GOAL OF THE EXERCISE
From the first line to the last, retype the data below exactly.

(Records contained in a dataset)
***
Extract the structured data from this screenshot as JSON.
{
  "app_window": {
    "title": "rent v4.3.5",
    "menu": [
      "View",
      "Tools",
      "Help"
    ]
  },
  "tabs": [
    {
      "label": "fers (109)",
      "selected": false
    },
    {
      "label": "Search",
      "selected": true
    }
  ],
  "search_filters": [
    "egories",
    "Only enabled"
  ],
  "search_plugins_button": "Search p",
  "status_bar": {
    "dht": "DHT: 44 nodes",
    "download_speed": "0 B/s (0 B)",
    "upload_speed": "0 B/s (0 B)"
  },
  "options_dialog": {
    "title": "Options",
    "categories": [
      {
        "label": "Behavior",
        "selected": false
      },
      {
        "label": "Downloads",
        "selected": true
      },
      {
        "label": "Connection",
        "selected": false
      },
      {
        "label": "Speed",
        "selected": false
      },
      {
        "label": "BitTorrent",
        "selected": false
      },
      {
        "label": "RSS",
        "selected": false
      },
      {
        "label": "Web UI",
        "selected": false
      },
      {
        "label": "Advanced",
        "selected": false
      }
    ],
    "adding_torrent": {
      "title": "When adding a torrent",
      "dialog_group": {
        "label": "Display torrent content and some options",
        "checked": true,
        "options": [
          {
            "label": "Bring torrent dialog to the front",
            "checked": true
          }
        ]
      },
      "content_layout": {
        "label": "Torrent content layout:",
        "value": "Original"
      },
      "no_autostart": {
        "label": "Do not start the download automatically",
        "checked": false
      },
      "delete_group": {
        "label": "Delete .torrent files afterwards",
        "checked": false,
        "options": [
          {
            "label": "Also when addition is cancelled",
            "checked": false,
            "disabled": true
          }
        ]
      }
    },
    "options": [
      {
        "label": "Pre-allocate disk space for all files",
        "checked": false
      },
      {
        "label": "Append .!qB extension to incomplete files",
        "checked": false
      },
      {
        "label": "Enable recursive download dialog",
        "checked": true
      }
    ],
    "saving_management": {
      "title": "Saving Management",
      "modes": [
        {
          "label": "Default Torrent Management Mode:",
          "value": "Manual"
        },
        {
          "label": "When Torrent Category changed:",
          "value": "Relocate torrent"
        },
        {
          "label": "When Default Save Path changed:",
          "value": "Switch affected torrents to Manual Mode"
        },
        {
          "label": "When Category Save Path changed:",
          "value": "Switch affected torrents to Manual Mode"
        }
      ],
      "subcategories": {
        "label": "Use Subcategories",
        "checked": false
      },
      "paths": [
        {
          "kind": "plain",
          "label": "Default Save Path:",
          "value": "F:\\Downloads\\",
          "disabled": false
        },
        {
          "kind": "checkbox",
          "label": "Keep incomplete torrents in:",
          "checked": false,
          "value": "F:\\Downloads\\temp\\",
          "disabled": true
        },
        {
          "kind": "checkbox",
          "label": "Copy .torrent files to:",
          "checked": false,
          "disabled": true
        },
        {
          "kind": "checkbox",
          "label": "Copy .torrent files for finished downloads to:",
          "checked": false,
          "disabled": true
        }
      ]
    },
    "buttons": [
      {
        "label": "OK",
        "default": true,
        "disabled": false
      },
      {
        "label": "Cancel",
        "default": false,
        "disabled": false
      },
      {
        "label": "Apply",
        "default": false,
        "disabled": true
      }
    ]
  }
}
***
RESULT
Extract the structured data from this screenshot as JSON.
{
  "app_window": {
    "title": "rent v4.3.5",
    "menu": [
      "View",
      "Tools",
      "Help"
    ]
  },
  "tabs": [
    {
      "label": "fers (109)",
      "selected": false
    },
    {
      "label": "Search",
      "selected": true
    }
  ],
  "search_filters": [
    "egories",
    "Only enabled"
  ],
  "search_plugins_button": "Search p",
  "status_bar": {
    "dht": "DHT: 44 nodes",
    "download_speed": "0 B/s (0 B)",
    "upload_speed": "0 B/s (0 B)"
  },
  "options_dialog": {
    "title": "Options",
    "categories": [
      {
        "label": "Behavior",
        "selected": false
      },
      {
        "label": "Downloads",
        "selected": true
      },
      {
        "label": "Connection",
        "selected": false
      },
      {
        "label": "Speed",
        "selected": false
      },
      {
        "label": "BitTorrent",
        "selected": false
      },
      {
        "label": "RSS",
        "selected": false
      },
      {
        "label": "Web UI",
        "selected": false
      },
      {
        "label": "Advanced",
        "selected": false
      }
    ],
    "adding_torrent": {
      "title": "When adding a torrent",
      "dialog_group": {
        "label": "Display torrent content and some options",
        "checked": true,
        "options": [
          {
            "label": "Bring torrent dialog to the front",
            "checked": true
          }
        ]
      },
      "content_layout": {
        "label": "Torrent content layout:",
        "value": "Original"
      },
      "no_autostart": {
        "label": "Do not start the download automatically",
        "checked": false
      },
      "delete_group": {
        "label": "Delete .torrent files afterwards",
        "checked": false,
        "options": [
          {
            "label": "Also when addition is cancelled",
            "checked": false,
            "disabled": true
          }
        ]
      }
    },
    "options": [
      {
        "label": "Pre-allocate disk space for all files",
        "checked": false
      },
      {
        "label": "Append .!qB extension to incomplete files",
        "checked": false
      },
      {
        "label": "Enable recursive download dialog",
        "checked": true
      }
    ],
    "saving_management": {
      "title": "Saving Management",
      "modes": [
        {
          "label": "Default Torrent Management Mode:",
          "value": "Manual"
        },
        {
          "label": "When Torrent Category changed:",
          "value": "Relocate torrent"
        },
        {
          "label": "When Default Save Path changed:",
          "value": "Switch affected torrents to Manual Mode"
        },
        {
          "label": "When Category Save Path changed:",
          "value": "Switch affected torrents to Manual Mode"
        }
      ],
      "subcategories": {
        "label": "Use Subcategories",
        "checked": false
      },
      "paths": [
        {
          "kind": "plain",
          "label": "Default Save Path:",
          "value": "F:\\Downloads\\",
          "disabled": false
        },
        {
          "kind": "checkbox",
          "label": "Keep incomplete torrents in:",
          "checked": false,
          "value": "F:\\Downloads\\temp\\",
          "disabled": true
        },
        {
          "kind": "checkbox",
          "label": "Copy .torrent files to:",
          "checked": false,
          "disabled": true
        },
        {
          "kind": "checkbox",
          "label": "Copy .torrent files for finished downloads to:",
          "checked": false,
          "disabled": true
        }
      ]
    },
    "buttons": [
      {
        "label": "OK",
        "default": true,
        "disabled": false
      },
      {
        "label": "Cancel",
        "default": false,
        "disabled": false
      },
      {
        "label": "Apply",
        "default": false,
        "disabled": true
      }
    ]
  }
}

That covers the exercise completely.